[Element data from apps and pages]
*** Block opens ***
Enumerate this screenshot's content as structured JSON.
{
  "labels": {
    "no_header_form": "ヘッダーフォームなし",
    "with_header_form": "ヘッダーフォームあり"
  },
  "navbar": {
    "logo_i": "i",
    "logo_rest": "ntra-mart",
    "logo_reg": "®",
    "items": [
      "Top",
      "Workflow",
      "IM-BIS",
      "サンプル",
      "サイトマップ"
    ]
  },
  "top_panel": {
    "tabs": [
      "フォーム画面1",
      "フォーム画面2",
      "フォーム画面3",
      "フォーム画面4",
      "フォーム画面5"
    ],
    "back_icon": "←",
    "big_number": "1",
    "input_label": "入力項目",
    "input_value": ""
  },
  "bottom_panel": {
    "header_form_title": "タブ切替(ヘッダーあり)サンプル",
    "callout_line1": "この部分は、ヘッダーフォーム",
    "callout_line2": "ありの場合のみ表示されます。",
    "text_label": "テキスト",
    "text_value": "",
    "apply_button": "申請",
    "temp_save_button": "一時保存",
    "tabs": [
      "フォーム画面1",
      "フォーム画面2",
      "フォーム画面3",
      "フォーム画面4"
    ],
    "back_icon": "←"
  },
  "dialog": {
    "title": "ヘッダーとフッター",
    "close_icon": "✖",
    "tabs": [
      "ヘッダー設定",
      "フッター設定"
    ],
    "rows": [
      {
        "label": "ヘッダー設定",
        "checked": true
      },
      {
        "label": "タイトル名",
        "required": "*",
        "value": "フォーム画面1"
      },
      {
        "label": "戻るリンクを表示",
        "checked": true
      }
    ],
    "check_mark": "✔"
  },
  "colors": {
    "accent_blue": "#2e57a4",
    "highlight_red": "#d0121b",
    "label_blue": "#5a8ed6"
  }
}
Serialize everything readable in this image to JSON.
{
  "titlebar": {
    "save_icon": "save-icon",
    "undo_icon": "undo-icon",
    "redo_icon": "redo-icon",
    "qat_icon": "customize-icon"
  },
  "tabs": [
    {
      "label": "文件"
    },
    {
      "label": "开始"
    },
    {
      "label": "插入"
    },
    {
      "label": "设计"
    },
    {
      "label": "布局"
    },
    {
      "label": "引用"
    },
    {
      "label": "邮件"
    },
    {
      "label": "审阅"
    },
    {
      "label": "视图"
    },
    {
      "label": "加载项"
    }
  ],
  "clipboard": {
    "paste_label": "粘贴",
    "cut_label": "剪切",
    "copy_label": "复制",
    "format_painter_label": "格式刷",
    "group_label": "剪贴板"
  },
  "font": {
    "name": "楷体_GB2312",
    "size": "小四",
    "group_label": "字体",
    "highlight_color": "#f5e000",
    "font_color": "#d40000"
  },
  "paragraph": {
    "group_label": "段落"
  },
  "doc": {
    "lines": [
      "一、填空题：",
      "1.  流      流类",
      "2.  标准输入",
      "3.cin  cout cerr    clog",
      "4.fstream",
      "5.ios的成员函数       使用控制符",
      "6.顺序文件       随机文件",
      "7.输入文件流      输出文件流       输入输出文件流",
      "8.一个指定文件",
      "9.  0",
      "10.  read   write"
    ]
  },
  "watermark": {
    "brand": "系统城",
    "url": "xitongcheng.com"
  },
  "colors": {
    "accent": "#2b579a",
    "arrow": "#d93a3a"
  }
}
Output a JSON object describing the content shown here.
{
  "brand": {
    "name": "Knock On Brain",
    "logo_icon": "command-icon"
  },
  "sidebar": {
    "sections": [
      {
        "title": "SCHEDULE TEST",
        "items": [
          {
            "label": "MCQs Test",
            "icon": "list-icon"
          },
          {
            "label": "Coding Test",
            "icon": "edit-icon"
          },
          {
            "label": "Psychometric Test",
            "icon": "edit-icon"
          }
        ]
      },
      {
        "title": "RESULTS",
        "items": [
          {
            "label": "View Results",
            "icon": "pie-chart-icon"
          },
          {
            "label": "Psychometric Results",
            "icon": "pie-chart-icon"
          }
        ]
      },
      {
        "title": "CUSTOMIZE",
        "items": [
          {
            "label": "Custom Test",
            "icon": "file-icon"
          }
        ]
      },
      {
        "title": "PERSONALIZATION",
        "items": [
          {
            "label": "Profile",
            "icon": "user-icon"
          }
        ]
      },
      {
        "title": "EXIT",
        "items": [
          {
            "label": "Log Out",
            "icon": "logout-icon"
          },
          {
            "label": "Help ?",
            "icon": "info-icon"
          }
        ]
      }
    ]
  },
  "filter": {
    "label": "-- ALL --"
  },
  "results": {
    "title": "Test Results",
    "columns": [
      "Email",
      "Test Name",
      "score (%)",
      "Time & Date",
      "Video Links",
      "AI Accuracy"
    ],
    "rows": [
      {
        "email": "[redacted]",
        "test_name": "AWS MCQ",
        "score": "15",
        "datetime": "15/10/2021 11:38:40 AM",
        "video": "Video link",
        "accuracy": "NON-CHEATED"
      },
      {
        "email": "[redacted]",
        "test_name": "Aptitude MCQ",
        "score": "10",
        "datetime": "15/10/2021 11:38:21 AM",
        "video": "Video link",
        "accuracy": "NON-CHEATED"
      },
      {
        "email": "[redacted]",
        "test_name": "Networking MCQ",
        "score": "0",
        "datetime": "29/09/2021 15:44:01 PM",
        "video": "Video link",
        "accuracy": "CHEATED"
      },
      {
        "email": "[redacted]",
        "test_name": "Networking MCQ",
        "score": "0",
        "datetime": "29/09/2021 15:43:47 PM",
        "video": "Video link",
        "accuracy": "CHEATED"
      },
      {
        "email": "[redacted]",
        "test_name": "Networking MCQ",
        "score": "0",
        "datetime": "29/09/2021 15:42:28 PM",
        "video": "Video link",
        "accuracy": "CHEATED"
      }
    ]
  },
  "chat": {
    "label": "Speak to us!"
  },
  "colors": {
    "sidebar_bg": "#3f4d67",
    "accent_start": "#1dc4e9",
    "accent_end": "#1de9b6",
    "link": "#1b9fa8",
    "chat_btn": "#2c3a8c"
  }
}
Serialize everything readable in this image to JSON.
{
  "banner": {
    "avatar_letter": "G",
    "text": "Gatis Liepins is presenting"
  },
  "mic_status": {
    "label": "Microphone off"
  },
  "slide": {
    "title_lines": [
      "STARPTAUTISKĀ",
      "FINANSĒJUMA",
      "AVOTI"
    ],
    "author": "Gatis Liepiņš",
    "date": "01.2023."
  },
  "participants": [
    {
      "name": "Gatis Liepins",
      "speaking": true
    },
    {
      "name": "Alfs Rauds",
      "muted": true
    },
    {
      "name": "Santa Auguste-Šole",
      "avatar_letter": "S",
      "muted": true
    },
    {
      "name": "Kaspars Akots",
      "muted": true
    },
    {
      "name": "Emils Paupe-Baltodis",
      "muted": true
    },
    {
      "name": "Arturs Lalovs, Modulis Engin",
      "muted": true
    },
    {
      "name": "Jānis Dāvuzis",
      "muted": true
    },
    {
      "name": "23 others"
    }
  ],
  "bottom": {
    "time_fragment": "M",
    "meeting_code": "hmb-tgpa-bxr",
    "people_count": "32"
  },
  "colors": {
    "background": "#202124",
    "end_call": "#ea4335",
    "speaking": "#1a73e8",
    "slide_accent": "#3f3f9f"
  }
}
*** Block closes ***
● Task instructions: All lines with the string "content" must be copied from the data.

● The completed task:
Enumerate this screenshot's content as structured JSON.
Output a JSON object describing the content shown here.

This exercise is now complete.